In the desert Moses instructed us to take as much Manna as we needed for a single day. If we took more, the extra Manna would rot. We had to have faith in Hashem that there would be food for us and for our families on the next day, without which we might not survive. Hashem was using the Manna to teach a slave people how to have faith in tomorrow, and how to behave in a community by leaving extra food for others rather than hoarding it for ourselves.

The Torah has a different word for hoarders, called ‘Asafsuf’ in BaMidbar chapter 11, when the people rebelled against Hashem’s system of Manna, and instead wanted to gorge themselves on meat and fish and poultry. The people protested to Moses, who for the first time seems to lose patience, and asks Hashem for help getting the job done. After a series of such episodes, Moses’ may have lost some measure of control when he used his staff to beat a rock for water rather than speak to it, as Hashem had commanded.

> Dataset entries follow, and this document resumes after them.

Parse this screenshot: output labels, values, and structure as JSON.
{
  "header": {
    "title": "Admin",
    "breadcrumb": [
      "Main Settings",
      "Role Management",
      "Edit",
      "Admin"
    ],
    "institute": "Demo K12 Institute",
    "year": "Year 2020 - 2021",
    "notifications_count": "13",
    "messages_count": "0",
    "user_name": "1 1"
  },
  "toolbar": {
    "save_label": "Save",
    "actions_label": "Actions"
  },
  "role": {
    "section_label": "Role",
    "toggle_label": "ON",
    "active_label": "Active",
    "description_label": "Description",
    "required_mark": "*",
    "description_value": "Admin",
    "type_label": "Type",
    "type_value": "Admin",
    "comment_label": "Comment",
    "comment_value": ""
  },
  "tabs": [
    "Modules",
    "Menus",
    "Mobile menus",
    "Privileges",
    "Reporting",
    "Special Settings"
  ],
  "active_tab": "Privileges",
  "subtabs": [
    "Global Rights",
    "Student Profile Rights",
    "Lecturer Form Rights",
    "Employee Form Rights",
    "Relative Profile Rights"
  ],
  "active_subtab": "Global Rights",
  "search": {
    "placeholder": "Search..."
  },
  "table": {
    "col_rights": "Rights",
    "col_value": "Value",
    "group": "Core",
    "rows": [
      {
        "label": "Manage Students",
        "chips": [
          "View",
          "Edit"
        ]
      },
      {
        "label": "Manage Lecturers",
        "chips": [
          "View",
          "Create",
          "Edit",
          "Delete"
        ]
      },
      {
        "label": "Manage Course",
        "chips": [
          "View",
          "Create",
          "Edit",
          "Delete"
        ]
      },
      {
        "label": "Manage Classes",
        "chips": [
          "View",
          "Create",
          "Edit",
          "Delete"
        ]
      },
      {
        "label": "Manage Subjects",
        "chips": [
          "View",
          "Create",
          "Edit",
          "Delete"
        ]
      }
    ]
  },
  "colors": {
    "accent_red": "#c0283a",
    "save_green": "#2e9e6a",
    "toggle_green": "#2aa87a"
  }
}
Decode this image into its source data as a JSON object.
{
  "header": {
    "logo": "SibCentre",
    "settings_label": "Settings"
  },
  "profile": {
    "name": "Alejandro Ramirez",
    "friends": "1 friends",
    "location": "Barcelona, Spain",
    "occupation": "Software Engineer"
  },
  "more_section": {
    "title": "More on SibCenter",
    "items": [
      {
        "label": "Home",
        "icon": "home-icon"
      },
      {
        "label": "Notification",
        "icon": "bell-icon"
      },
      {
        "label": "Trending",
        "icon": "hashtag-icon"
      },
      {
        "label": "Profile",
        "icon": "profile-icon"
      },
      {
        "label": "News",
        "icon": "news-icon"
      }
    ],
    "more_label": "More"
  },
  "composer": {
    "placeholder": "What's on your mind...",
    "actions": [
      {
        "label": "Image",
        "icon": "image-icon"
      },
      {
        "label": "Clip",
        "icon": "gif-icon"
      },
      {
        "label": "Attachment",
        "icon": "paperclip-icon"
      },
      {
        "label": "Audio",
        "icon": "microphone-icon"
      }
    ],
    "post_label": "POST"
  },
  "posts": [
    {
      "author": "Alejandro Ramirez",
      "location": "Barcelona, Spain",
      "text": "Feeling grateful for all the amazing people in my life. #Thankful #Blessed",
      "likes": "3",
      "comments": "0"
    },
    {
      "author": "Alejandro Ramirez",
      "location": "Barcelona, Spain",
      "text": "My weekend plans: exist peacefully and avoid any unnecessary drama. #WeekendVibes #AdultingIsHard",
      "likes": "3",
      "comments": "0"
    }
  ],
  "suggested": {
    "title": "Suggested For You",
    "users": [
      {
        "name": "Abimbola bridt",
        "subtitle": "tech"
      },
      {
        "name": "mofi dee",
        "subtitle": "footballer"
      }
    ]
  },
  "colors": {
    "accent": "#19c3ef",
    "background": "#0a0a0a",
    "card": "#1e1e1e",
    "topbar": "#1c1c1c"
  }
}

This week’s parsha of Haazinu ends with Hashem commanding Moses to climb to the top of Mount Nebo, to retire from serving the people of Israel, and to pass on from this world before the people enter the land of Israel. But the measure of Manna remained in the Ark of the Covenant and with the people of Israel as they entered their new home, intended to be an eternal reminder to have faith in tomorrow no matter the events of today.

I learned a lot of this from listening to classes of Rabbi Menachem Leibtag via the app Soundcloud.